Twelve Baton Rouge public schools learned Thursday they have earned passing grades and no longer have Fs under Louisiana’s letter grade-based school accountability system.
“No, I wasn’t surprised,” said East Baton Rouge Parish Superintendent Bernard Taylor, but then a broad smile broke across his face.
“But, boy was I happy.”
The school system learned of the preliminary results early Thursday afternoon in a letter from the Louisiana Department of Education.
Taylor made his comments at a quickly called news conference later in the afternoon.
The principals of 11 of the schools were present, though several of them took over during the 2012-13 school year or over the summer.
Another school, Inspire Charter Academy, a charter school sponsored by the school system, didn’t have a representative at the news conference.
All 12 schools now have Ds.
“We have a bet to see which one will be the first to earn a B,” Deputy Superintendent Michael Haggen said.
Taylor told the principals that schools will be expected to improve further.
“This must continue,” he said. “There’s no time to rest on our laurels. We’re going to celebrate this for at least another half an hour.”
Four schools, Capitol Elementary, Capitol Middle, Park Elementary and Winbourne Elementary, were under special agreements requiring fast improvement to avoid state takeover this school year.
Taylor gave everyone at those schools special credit.
Jessica Brister, principal of Park Elementary, said teachers shrugged off the bad labels, focusing instead on the students.
But to the extent the school’s bad label entered the discussion, the school tried to use it as a motivator.
“We challenged them to work to do better,” Brister said.
The state released preliminary school performance scores Thursday to school districts with low-performing public schools.
This annual release is required under federal law so schools in the pool of lowest-ranking schools can give parents a chance to transfer their children to higher-performing schools.
Unlike years past, the state has no plans to highlight these preliminary school performance scores publicly. The Advocate has requested the preliminary results.
The state plans to issue final school performance scores for all Louisiana public schools in October. These scores are largely based on standardized testing given in the spring.
The state has changed its school grading formula this year, including new factors, such as ACT scores for high schools. The new formula also has a new scale, from 0 to 150, with 50 dividing between passing and failure. The previous scale was from 0 to 200 with 75 and up a passing score.
East Baton Rouge Parish has been steadily chipping away at its ranks of lowest performing schools. Last year, 20 were labeled F school. This year, that number has shrunk to 11.
Of those 11, eight were F schools last year and remain so.
The twin Mentorship academy charter schools slipped from Ds to Fs, and one new school, Lee High, earned an F.
Taylor expressed concern over only one of those schools, Claiborne Elementary.
He predicted Claiborne, which has about 800 students, would improve its way out of danger as well in the next year.
Seven of the 10 remaining schools are either alternative schools or charter schools that the school district sponsored.

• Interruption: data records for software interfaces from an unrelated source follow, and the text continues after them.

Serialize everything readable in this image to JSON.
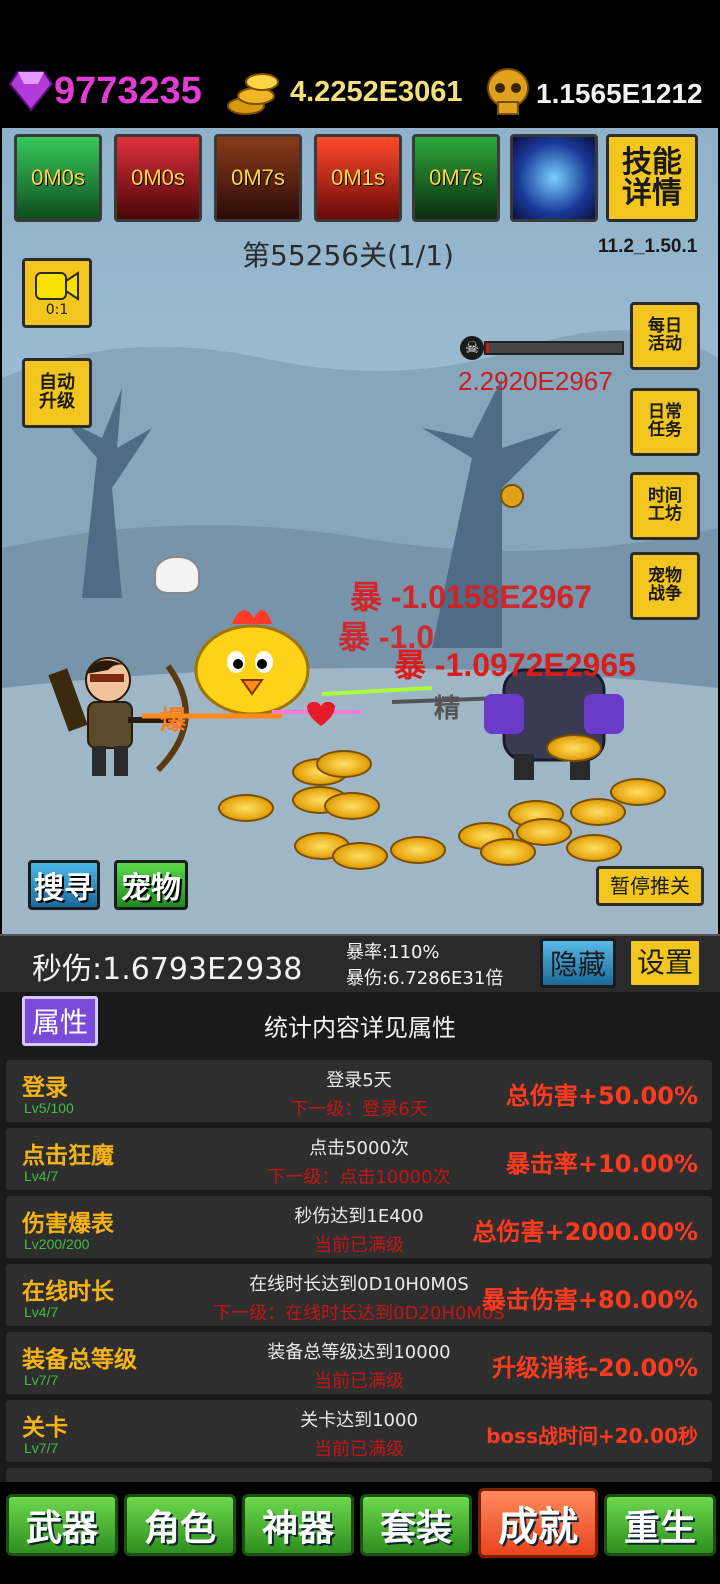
{
  "currencies": {
    "gems": "9773235",
    "gold": "4.2252E3061",
    "skulls": "1.1565E1212"
  },
  "skills": [
    {
      "timer": "0M0s",
      "color": "#1f8a3a"
    },
    {
      "timer": "0M0s",
      "color": "#b0171a"
    },
    {
      "timer": "0M7s",
      "color": "#6a1f15"
    },
    {
      "timer": "0M1s",
      "color": "#c42018"
    },
    {
      "timer": "0M7s",
      "color": "#176b1e"
    },
    {
      "timer": "",
      "color": "#1c3f9a"
    }
  ],
  "skill_details_button": "技能\n详情",
  "stage": {
    "label": "第55256关(1/1)",
    "version": "11.2_1.50.1"
  },
  "video_button": {
    "speed": "0:1"
  },
  "auto_upgrade_button": "自动\n升级",
  "side_buttons": {
    "daily": "每日\n活动",
    "tasks": "日常\n任务",
    "workshop": "时间\n工坊",
    "pet_war": "宠物\n战争"
  },
  "boss": {
    "hp": "2.2920E2967",
    "hp_fraction": 0.02
  },
  "damage_texts": {
    "crit1": "暴 -1.0158E2967",
    "crit2": "暴 -1.0",
    "crit3": "暴 -1.0972E2965",
    "crit_hero": "爆",
    "elite": "精"
  },
  "scene_buttons": {
    "search": "搜寻",
    "pet": "宠物",
    "pause": "暂停推关"
  },
  "stats": {
    "dps": "秒伤:1.6793E2938",
    "crit_rate": "暴率:110%",
    "crit_damage": "暴伤:6.7286E31倍",
    "hide": "隐藏",
    "settings": "设置"
  },
  "panel": {
    "attr_button": "属性",
    "title": "统计内容详见属性",
    "achievements": [
      {
        "name": "登录",
        "level": "Lv5/100",
        "condition": "登录5天",
        "next": "下一级：登录6天",
        "bonus": "总伤害+50.00%"
      },
      {
        "name": "点击狂魔",
        "level": "Lv4/7",
        "condition": "点击5000次",
        "next": "下一级：点击10000次",
        "bonus": "暴击率+10.00%"
      },
      {
        "name": "伤害爆表",
        "level": "Lv200/200",
        "condition": "秒伤达到1E400",
        "next": "当前已满级",
        "bonus": "总伤害+2000.00%"
      },
      {
        "name": "在线时长",
        "level": "Lv4/7",
        "condition": "在线时长达到0D10H0M0S",
        "next": "下一级：在线时长达到0D20H0M0S",
        "bonus": "暴击伤害+80.00%"
      },
      {
        "name": "装备总等级",
        "level": "Lv7/7",
        "condition": "装备总等级达到10000",
        "next": "当前已满级",
        "bonus": "升级消耗-20.00%"
      },
      {
        "name": "关卡",
        "level": "Lv7/7",
        "condition": "关卡达到1000",
        "next": "当前已满级",
        "bonus": "boss战时间+20.00秒"
      }
    ]
  },
  "nav": {
    "tabs": [
      {
        "label": "武器",
        "active": false
      },
      {
        "label": "角色",
        "active": false
      },
      {
        "label": "神器",
        "active": false
      },
      {
        "label": "套装",
        "active": false
      },
      {
        "label": "成就",
        "active": true
      },
      {
        "label": "重生",
        "active": false
      }
    ]
  }
}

Two other low-performing schools, Delmont Elementary and Mayfair Middle, were closed in May to avert a possible state takeover and reopened as new schools. The parish school system is struggling with the state over whether these new schools should continue to be judged by those past results.
Finally, Lee High, has just one year of data and the school was judged strictly on standardized test scores from ninth- and 10th-graders. Lee lacks other data to feed into the school grading formula, including graduations rates.
That’s also true of the three relatively young charter schools, the Career Academy and the Mentorship academies, that haven’t yet had graduating classes.
Carnell Washington, president of the East Baton Rouge Parish Federation of Teachers and a former teacher and coach, said student success breeds more success.
“You can’t stop them once they know they can do stuff,” he said. “It’s like a faucet. Turn it on.”